▼
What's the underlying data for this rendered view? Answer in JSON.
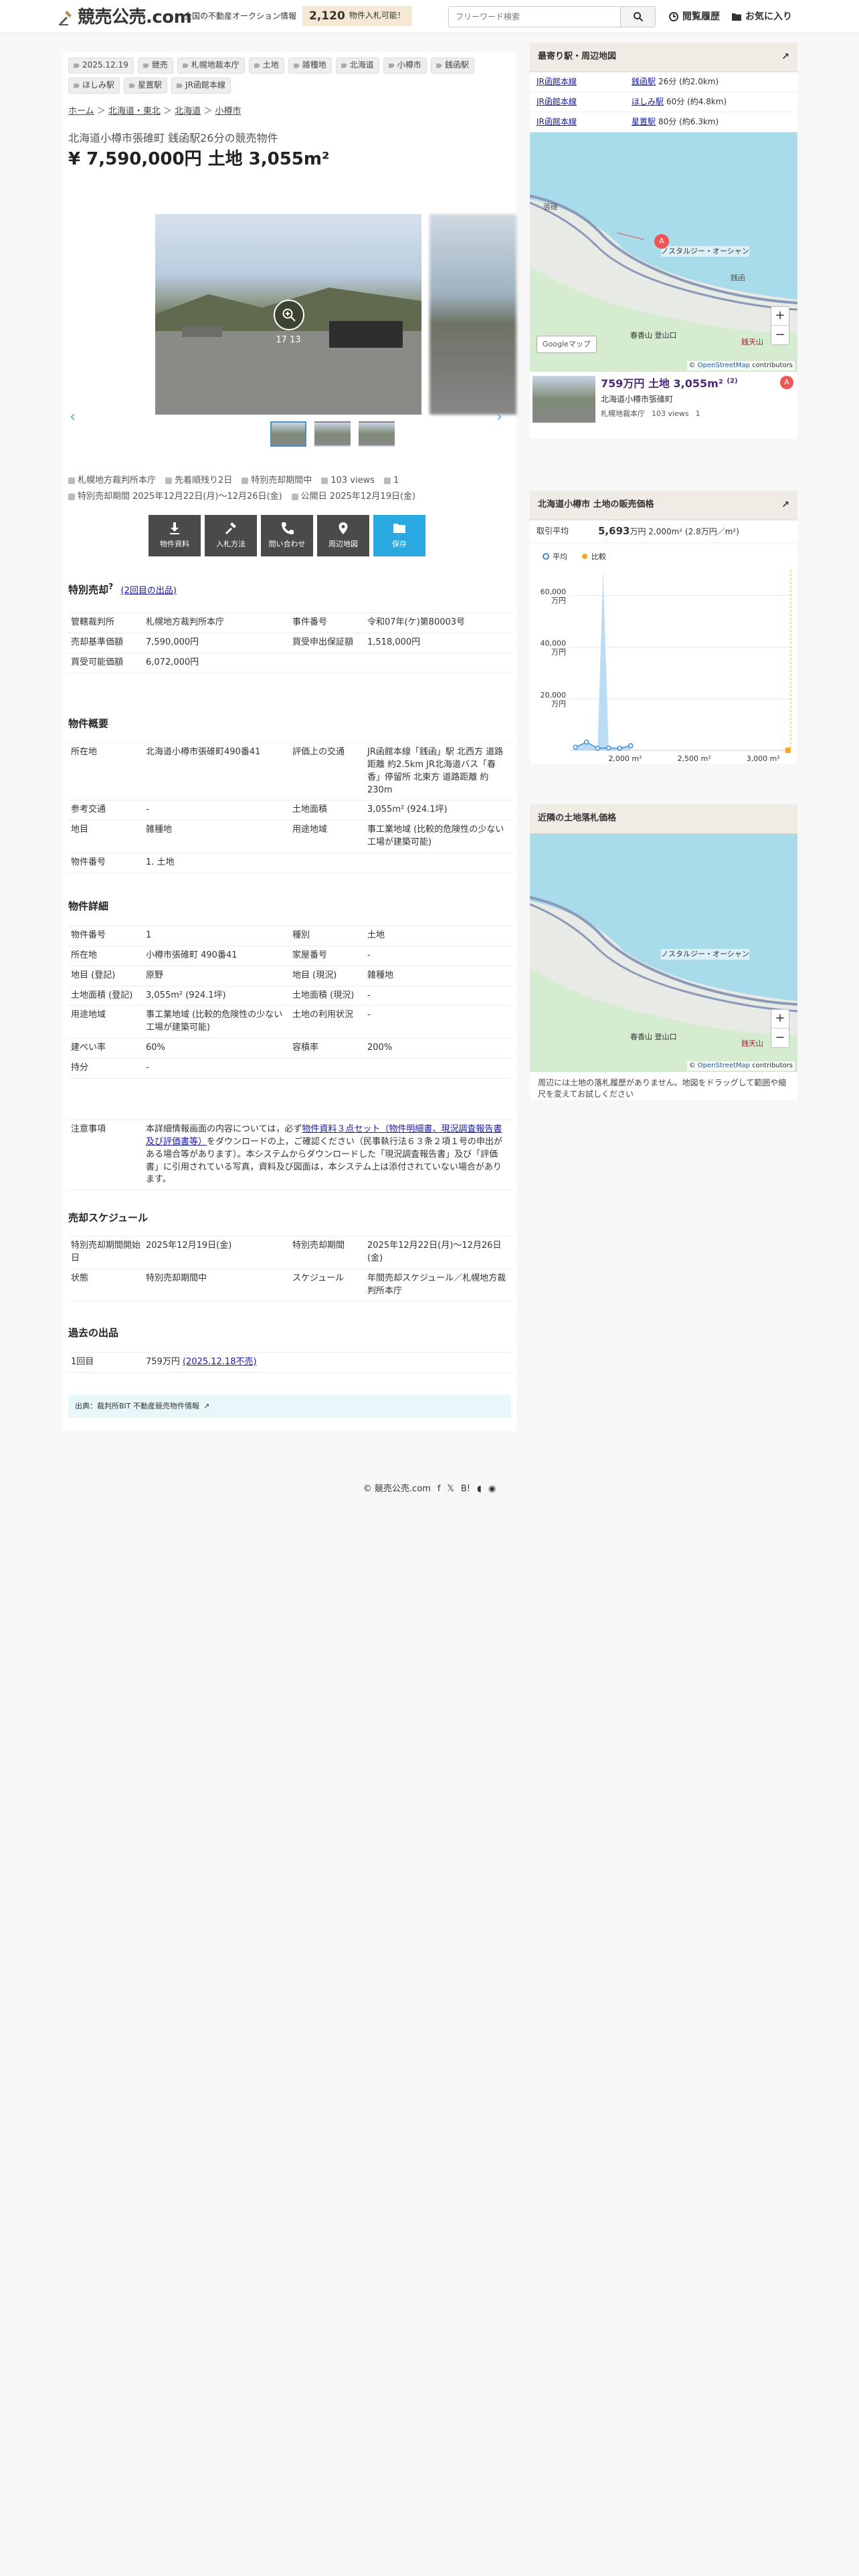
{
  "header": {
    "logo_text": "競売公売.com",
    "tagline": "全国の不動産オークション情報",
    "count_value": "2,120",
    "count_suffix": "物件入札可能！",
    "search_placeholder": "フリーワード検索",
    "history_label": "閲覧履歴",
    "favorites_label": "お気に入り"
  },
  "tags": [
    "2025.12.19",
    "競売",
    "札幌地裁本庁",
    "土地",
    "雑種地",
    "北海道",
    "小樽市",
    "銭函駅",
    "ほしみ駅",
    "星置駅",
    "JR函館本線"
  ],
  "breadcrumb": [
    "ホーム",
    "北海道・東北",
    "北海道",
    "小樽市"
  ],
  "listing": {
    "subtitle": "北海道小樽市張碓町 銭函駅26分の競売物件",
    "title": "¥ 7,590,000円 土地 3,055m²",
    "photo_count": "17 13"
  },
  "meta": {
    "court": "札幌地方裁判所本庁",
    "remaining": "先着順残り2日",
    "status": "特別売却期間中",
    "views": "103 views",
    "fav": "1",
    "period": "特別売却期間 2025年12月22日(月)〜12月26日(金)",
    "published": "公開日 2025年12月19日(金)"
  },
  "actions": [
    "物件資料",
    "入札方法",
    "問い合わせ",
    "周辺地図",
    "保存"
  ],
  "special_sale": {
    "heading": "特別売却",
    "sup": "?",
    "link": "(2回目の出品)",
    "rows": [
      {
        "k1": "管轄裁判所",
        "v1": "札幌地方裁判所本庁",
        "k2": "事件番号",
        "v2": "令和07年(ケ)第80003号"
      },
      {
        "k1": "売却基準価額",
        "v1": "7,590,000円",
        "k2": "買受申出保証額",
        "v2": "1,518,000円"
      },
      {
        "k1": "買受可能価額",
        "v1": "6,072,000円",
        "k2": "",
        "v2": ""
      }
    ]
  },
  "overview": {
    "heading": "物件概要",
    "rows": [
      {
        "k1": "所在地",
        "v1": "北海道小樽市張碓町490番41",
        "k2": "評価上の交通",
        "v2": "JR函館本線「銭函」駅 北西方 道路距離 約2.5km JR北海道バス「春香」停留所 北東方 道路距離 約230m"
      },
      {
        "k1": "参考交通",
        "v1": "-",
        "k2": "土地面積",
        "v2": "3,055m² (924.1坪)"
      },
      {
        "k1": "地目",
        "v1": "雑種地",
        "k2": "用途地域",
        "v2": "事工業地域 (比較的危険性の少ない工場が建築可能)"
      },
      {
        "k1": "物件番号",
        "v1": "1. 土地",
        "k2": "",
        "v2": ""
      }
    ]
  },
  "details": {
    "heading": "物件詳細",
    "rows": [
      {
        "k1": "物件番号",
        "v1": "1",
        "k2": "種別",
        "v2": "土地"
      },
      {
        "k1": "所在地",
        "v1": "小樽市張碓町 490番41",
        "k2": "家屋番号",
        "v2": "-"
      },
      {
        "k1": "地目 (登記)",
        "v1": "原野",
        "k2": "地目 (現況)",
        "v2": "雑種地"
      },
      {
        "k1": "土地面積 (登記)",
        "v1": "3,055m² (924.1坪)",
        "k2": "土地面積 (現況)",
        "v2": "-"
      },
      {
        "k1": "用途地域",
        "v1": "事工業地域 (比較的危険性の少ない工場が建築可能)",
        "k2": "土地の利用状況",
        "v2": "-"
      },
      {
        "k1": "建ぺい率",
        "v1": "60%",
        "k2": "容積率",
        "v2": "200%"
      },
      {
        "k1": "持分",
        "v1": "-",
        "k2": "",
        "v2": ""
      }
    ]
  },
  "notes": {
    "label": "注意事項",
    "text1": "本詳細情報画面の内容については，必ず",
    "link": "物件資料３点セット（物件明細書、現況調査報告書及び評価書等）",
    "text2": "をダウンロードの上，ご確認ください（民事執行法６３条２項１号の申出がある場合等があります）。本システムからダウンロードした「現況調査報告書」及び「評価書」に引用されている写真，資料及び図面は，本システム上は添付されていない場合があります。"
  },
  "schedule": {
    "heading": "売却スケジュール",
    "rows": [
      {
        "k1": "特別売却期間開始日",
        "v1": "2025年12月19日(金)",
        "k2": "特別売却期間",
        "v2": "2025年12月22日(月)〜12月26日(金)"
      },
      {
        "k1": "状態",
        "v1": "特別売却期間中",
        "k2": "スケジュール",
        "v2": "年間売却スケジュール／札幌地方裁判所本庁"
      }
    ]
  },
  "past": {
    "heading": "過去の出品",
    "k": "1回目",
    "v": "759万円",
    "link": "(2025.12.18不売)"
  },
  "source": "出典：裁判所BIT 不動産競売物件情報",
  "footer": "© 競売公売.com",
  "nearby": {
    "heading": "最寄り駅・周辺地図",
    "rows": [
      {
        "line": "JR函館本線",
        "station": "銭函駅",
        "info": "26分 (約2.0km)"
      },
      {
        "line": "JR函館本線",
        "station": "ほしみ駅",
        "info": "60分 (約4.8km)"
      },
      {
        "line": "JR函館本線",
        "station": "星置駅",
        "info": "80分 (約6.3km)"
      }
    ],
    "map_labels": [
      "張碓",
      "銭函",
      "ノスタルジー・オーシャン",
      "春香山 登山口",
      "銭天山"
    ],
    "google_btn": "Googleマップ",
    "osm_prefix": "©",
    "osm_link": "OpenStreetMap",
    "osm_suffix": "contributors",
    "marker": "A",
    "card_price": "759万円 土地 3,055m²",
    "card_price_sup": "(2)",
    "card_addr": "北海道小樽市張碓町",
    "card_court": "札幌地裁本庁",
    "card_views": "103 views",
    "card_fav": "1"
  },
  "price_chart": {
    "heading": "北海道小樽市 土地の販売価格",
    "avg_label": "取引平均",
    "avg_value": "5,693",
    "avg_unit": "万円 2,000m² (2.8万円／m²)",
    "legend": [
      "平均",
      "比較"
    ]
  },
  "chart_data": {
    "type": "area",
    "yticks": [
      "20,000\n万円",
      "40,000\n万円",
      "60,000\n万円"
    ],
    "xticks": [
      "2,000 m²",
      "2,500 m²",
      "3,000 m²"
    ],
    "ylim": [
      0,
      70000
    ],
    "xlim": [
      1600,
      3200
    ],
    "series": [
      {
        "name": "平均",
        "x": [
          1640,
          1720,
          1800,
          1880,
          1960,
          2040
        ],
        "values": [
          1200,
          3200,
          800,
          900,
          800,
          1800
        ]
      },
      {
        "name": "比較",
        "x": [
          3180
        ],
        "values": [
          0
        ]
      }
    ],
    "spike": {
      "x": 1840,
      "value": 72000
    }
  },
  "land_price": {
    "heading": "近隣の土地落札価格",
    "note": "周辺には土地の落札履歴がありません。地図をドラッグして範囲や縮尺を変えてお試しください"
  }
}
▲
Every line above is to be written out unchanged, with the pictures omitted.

RESPONSE BOX ▸
What's the underlying data for this rendered view? Answer in JSON.
{
  "header": {
    "logo_text": "競売公売.com",
    "tagline": "全国の不動産オークション情報",
    "count_value": "2,120",
    "count_suffix": "物件入札可能！",
    "search_placeholder": "フリーワード検索",
    "history_label": "閲覧履歴",
    "favorites_label": "お気に入り"
  },
  "tags": [
    "2025.12.19",
    "競売",
    "札幌地裁本庁",
    "土地",
    "雑種地",
    "北海道",
    "小樽市",
    "銭函駅",
    "ほしみ駅",
    "星置駅",
    "JR函館本線"
  ],
  "breadcrumb": [
    "ホーム",
    "北海道・東北",
    "北海道",
    "小樽市"
  ],
  "listing": {
    "subtitle": "北海道小樽市張碓町 銭函駅26分の競売物件",
    "title": "¥ 7,590,000円 土地 3,055m²",
    "photo_count": "17 13"
  },
  "meta": {
    "court": "札幌地方裁判所本庁",
    "remaining": "先着順残り2日",
    "status": "特別売却期間中",
    "views": "103 views",
    "fav": "1",
    "period": "特別売却期間 2025年12月22日(月)〜12月26日(金)",
    "published": "公開日 2025年12月19日(金)"
  },
  "actions": [
    "物件資料",
    "入札方法",
    "問い合わせ",
    "周辺地図",
    "保存"
  ],
  "special_sale": {
    "heading": "特別売却",
    "sup": "?",
    "link": "(2回目の出品)",
    "rows": [
      {
        "k1": "管轄裁判所",
        "v1": "札幌地方裁判所本庁",
        "k2": "事件番号",
        "v2": "令和07年(ケ)第80003号"
      },
      {
        "k1": "売却基準価額",
        "v1": "7,590,000円",
        "k2": "買受申出保証額",
        "v2": "1,518,000円"
      },
      {
        "k1": "買受可能価額",
        "v1": "6,072,000円",
        "k2": "",
        "v2": ""
      }
    ]
  },
  "overview": {
    "heading": "物件概要",
    "rows": [
      {
        "k1": "所在地",
        "v1": "北海道小樽市張碓町490番41",
        "k2": "評価上の交通",
        "v2": "JR函館本線「銭函」駅 北西方 道路距離 約2.5km JR北海道バス「春香」停留所 北東方 道路距離 約230m"
      },
      {
        "k1": "参考交通",
        "v1": "-",
        "k2": "土地面積",
        "v2": "3,055m² (924.1坪)"
      },
      {
        "k1": "地目",
        "v1": "雑種地",
        "k2": "用途地域",
        "v2": "事工業地域 (比較的危険性の少ない工場が建築可能)"
      },
      {
        "k1": "物件番号",
        "v1": "1. 土地",
        "k2": "",
        "v2": ""
      }
    ]
  },
  "details": {
    "heading": "物件詳細",
    "rows": [
      {
        "k1": "物件番号",
        "v1": "1",
        "k2": "種別",
        "v2": "土地"
      },
      {
        "k1": "所在地",
        "v1": "小樽市張碓町 490番41",
        "k2": "家屋番号",
        "v2": "-"
      },
      {
        "k1": "地目 (登記)",
        "v1": "原野",
        "k2": "地目 (現況)",
        "v2": "雑種地"
      },
      {
        "k1": "土地面積 (登記)",
        "v1": "3,055m² (924.1坪)",
        "k2": "土地面積 (現況)",
        "v2": "-"
      },
      {
        "k1": "用途地域",
        "v1": "事工業地域 (比較的危険性の少ない工場が建築可能)",
        "k2": "土地の利用状況",
        "v2": "-"
      },
      {
        "k1": "建ぺい率",
        "v1": "60%",
        "k2": "容積率",
        "v2": "200%"
      },
      {
        "k1": "持分",
        "v1": "-",
        "k2": "",
        "v2": ""
      }
    ]
  },
  "notes": {
    "label": "注意事項",
    "text1": "本詳細情報画面の内容については，必ず",
    "link": "物件資料３点セット（物件明細書、現況調査報告書及び評価書等）",
    "text2": "をダウンロードの上，ご確認ください（民事執行法６３条２項１号の申出がある場合等があります）。本システムからダウンロードした「現況調査報告書」及び「評価書」に引用されている写真，資料及び図面は，本システム上は添付されていない場合があります。"
  },
  "schedule": {
    "heading": "売却スケジュール",
    "rows": [
      {
        "k1": "特別売却期間開始日",
        "v1": "2025年12月19日(金)",
        "k2": "特別売却期間",
        "v2": "2025年12月22日(月)〜12月26日(金)"
      },
      {
        "k1": "状態",
        "v1": "特別売却期間中",
        "k2": "スケジュール",
        "v2": "年間売却スケジュール／札幌地方裁判所本庁"
      }
    ]
  },
  "past": {
    "heading": "過去の出品",
    "k": "1回目",
    "v": "759万円",
    "link": "(2025.12.18不売)"
  },
  "source": "出典：裁判所BIT 不動産競売物件情報",
  "footer": "© 競売公売.com",
  "nearby": {
    "heading": "最寄り駅・周辺地図",
    "rows": [
      {
        "line": "JR函館本線",
        "station": "銭函駅",
        "info": "26分 (約2.0km)"
      },
      {
        "line": "JR函館本線",
        "station": "ほしみ駅",
        "info": "60分 (約4.8km)"
      },
      {
        "line": "JR函館本線",
        "station": "星置駅",
        "info": "80分 (約6.3km)"
      }
    ],
    "map_labels": [
      "張碓",
      "銭函",
      "ノスタルジー・オーシャン",
      "春香山 登山口",
      "銭天山"
    ],
    "google_btn": "Googleマップ",
    "osm_prefix": "©",
    "osm_link": "OpenStreetMap",
    "osm_suffix": "contributors",
    "marker": "A",
    "card_price": "759万円 土地 3,055m²",
    "card_price_sup": "(2)",
    "card_addr": "北海道小樽市張碓町",
    "card_court": "札幌地裁本庁",
    "card_views": "103 views",
    "card_fav": "1"
  },
  "price_chart": {
    "heading": "北海道小樽市 土地の販売価格",
    "avg_label": "取引平均",
    "avg_value": "5,693",
    "avg_unit": "万円 2,000m² (2.8万円／m²)",
    "legend": [
      "平均",
      "比較"
    ]
  },
  "chart_data": {
    "type": "area",
    "yticks": [
      "20,000\n万円",
      "40,000\n万円",
      "60,000\n万円"
    ],
    "xticks": [
      "2,000 m²",
      "2,500 m²",
      "3,000 m²"
    ],
    "ylim": [
      0,
      70000
    ],
    "xlim": [
      1600,
      3200
    ],
    "series": [
      {
        "name": "平均",
        "x": [
          1640,
          1720,
          1800,
          1880,
          1960,
          2040
        ],
        "values": [
          1200,
          3200,
          800,
          900,
          800,
          1800
        ]
      },
      {
        "name": "比較",
        "x": [
          3180
        ],
        "values": [
          0
        ]
      }
    ],
    "spike": {
      "x": 1840,
      "value": 72000
    }
  },
  "land_price": {
    "heading": "近隣の土地落札価格",
    "note": "周辺には土地の落札履歴がありません。地図をドラッグして範囲や縮尺を変えてお試しください"
  }
}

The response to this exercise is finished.